Back in 2010, shortly after the Affordable Care Act was signed into law, there were predictions that 30 million people would gain health coverage under the Affordable Care Act. That number was used to convince lawmakers to support the law, to sway public opinion, and to develop multi-year budgets.

A July 13, 2010 article by The Commonwealth Fund stated that the ACA would “provide health insurance coverage to some 32 million uninsured people over the next 10 years,” a number that looked totally unreachable after first-year Marketplace enrollments struggled to top eight million. According to the Kaiser Family Foundation, 8,019,763 people signed up for coverage through the Marketplace or a state-based exchange in 2014.

However, millions more did gain coverage due to expanded Medicaid, and around this time last year the White House announced that nearly “31 million Americans now have health-care coverage through the Affordable Care Act.” The Washington Post provides a breakdown of the numbers: 

  • 11.3 million had ACA individual plans.
  • 14.8 million people were newly enrolled in Medicaid.
  • “3.9 million Medicaid-enrolled adults who would have been eligible even before the Affordable Care Act” signed up as a result of “enhanced outreach, streamlined applications, and increased federal funding.”

Just seven years after the major provisions of the health care law went into effect, we had reached our enrollment goals.

And now, according to a January 10, 2022 report by the Centers for Medicare and Medicaid Services, we’ve actually exceeded those goals. With five days to go in the 2022 open enrollment period, “13.8 million Americans have signed up for or were automatically re-enrolled in 2022 individual market health insurance coverage through the Marketplaces since the start of the 2022 Marketplace Open Enrollment Period (OEP) on November 1.” 

That’s an increase of about two-and-a-half million over 2021 and is a result, in part, of the enhanced premium tax credits created by the American Rescue Plan Act. President Biden’s $1.9 trillion COVID relief bill, which was signed into law in March of 2021, increased the premium tax credits for individuals at all income levels, provided free coverage to those who had received unemployment in 2021, and eliminated the subsidy cliff for those earning more than 400% of the federal poverty level. The additional tax credits continue through the end of 2022.

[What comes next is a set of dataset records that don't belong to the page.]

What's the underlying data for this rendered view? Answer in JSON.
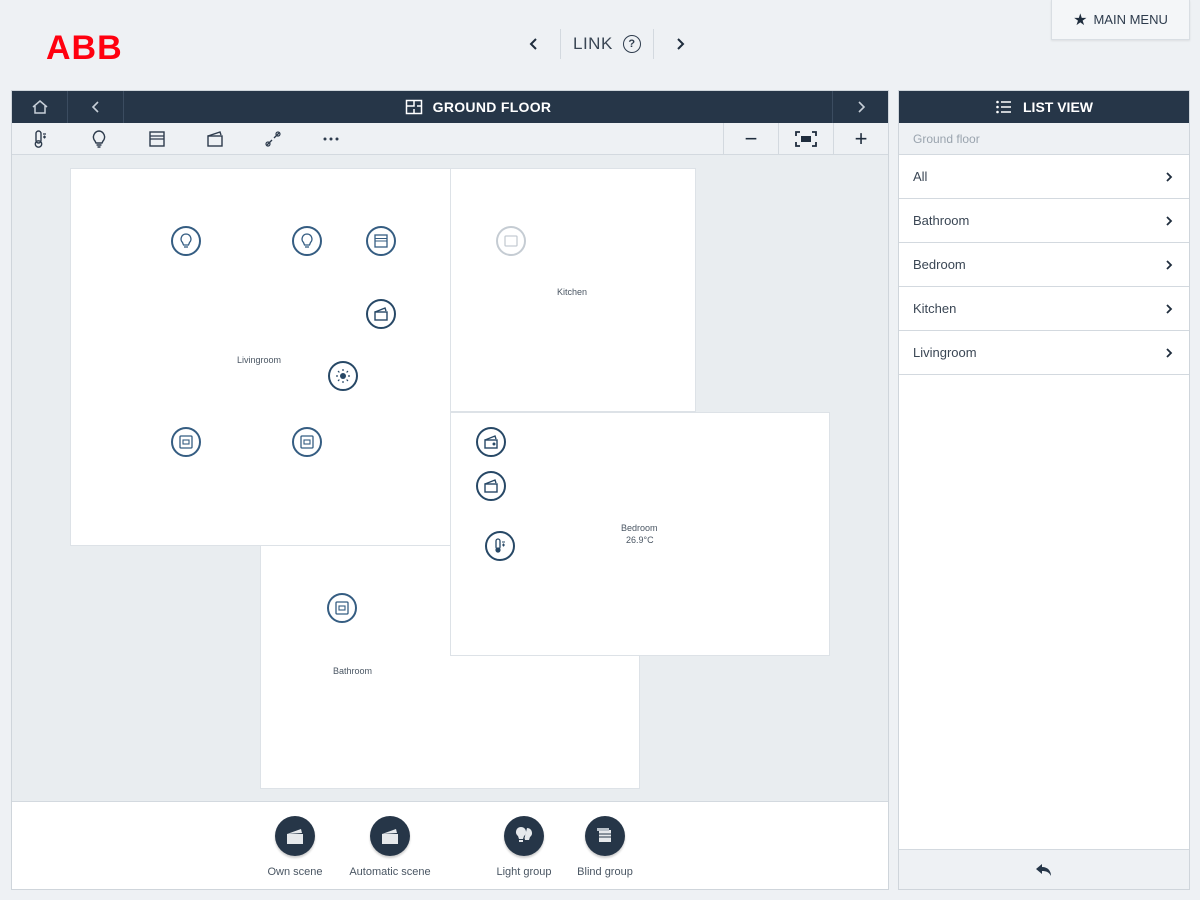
{
  "brand": {
    "logo_text": "ABB",
    "logo_color": "#ff000f"
  },
  "top_nav": {
    "title": "LINK",
    "prev_icon": "chevron-left-icon",
    "next_icon": "chevron-right-icon",
    "help_icon": "help-icon"
  },
  "main_menu": {
    "label": "MAIN MENU",
    "icon": "star-icon"
  },
  "floor": {
    "title": "GROUND FLOOR",
    "toolbar": [
      "thermostat-filter-icon",
      "light-filter-icon",
      "blind-filter-icon",
      "scene-filter-icon",
      "link-filter-icon",
      "more-icon"
    ],
    "zoom_out": "−",
    "zoom_in": "+",
    "rooms": {
      "livingroom": "Livingroom",
      "kitchen": "Kitchen",
      "bedroom": "Bedroom",
      "bedroom_temp": "26.9°C",
      "bathroom": "Bathroom"
    },
    "groups": [
      {
        "label": "Own scene",
        "icon": "scene-icon"
      },
      {
        "label": "Automatic scene",
        "icon": "scene-icon"
      },
      {
        "label": "Light group",
        "icon": "bulb-group-icon"
      },
      {
        "label": "Blind group",
        "icon": "blind-group-icon"
      }
    ]
  },
  "list_view": {
    "title": "LIST VIEW",
    "breadcrumb": "Ground floor",
    "items": [
      "All",
      "Bathroom",
      "Bedroom",
      "Kitchen",
      "Livingroom"
    ],
    "back_icon": "back-arrow-icon"
  },
  "colors": {
    "header_bg": "#263648",
    "device_ring": "#355d82",
    "accent_red": "#ff000f"
  }
}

Open enrollment is now over, but there are still opportunities to sell individual health plans throughout 2022. Those who lose employer-based coverage will qualify for a special enrollment period, as will individuals newly eligible for an Individual Coverage HRA (ICHRA) or a Qualified Small Employer HRA (QSEHRA). Other life changes can create special enrollment opportunities as well; see the SEP page for a complete list. 

And for those clients who already have health coverage, now is a great time to talk with them about other lines of coverage, like life insurance, dental insurance, or supplemental coverage. Visit the carriers page of the AHCP website for inspiration and appointment information.